Global Warming Social Footprint
We have been working to reduce the global warming-causing greenhouse gas emissions that result from making Ben & Jerry’s ice cream for several years. Our efforts have included improving efficiencies, investigating the practicality of renewable energy, and offsetting all of the carbon emissions from our manufacturing operations.
But we haven’t been able to answer one very important question about our company’s response to global warming: Exactly how much should we be reducing our greenhouse gas emissions each year?
In 2006, Ben & Jerry’s began a focused effort to answer this huge question. It’s an important question because in order to successfully meet the challenge of global warming as a world community, we need a plan that will share the burden of reducing greenhouse gases in the atmosphere equitably among regions, nations, industries, and individuals.
We don’t have such a plan yet in the United States, where carbon dioxide, the most significant greenhouse gas, is not regulated by the federal government. (We’re pushing Congress to fix that through our Lick Global Warming Campaign.

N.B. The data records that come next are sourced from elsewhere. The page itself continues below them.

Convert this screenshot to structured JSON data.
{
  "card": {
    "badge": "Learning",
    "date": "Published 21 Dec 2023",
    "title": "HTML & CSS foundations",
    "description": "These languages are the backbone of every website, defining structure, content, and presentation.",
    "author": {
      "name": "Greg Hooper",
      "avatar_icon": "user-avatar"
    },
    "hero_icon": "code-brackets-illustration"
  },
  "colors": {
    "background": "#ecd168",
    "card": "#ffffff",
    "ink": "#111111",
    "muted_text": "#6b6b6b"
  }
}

So we looked to a plan that some of the best climate scientists in the world have proposed called the WRE350 Plan. It spells out annual limits on the amount of carbon (in the form of carbon dioxide) humans can emit globally over the next 150 years in order to stabilize the concentration of carbon dioxide in the atmosphere at a safe level of 350 parts per million. (A number of other proposed plans aim for higher levels of atmospheric carbon dioxide, ranging from 450 to 750 parts per million. We chose the most aggressive plan, which we think represents the best response to global warming.)
Then, in consultation with the Center for Sustainable Innovation, we used a new analytical technique, the Global Warming Social Footprint, to figure out what the WRE350 Plan meant for Ben & Jerry’s. The purpose of the project was to identify an annual level of carbon emissions that our Company’s manufacturing operations could emit (in the form of carbon dioxide) that would represent our proportionate share of the WRE350 Plan.
It is our belief that if every business calculated a Global Warming Social Footprint and developed aggressive plans to meet its annual emissions targets, then our planet would have the ability to safely assimilate human-produced carbon emissions, resulting in stable levels of atmospheric carbon dioxide by 2150. While a lofty goal, we need to start someplace.
The results of our project indicated that our investments in energy efficiency and carbon offsets over the past several years have reduced our global warming footprint, but not quite as fast as the WRE350 Plan requires. Ben & Jerry’s manufacturing plants emitted 6,279 net tons of carbon in the form of carbon dioxide over the six years from 2001-2006, which is just 133 tons more carbon than our share of the WRE350 Plan allows. We therefore missed our cumulative WRE350 target by 2.2 % during the years from 2001-2006. (Our performance did meet the requirements of the less aggressive WRE450 plan, which many policy makers and businesses have embraced.)
In order for Ben & Jerry’s to achieve our WRE350 target, we’ll need to make further efficiency gains, switch to lower or no carbon energy sources, or purchase more carbon offsets.
In 2007, we’ll take what we’ve learned from this Global Warming Social Footprint and use it in developing a specific climate change plan.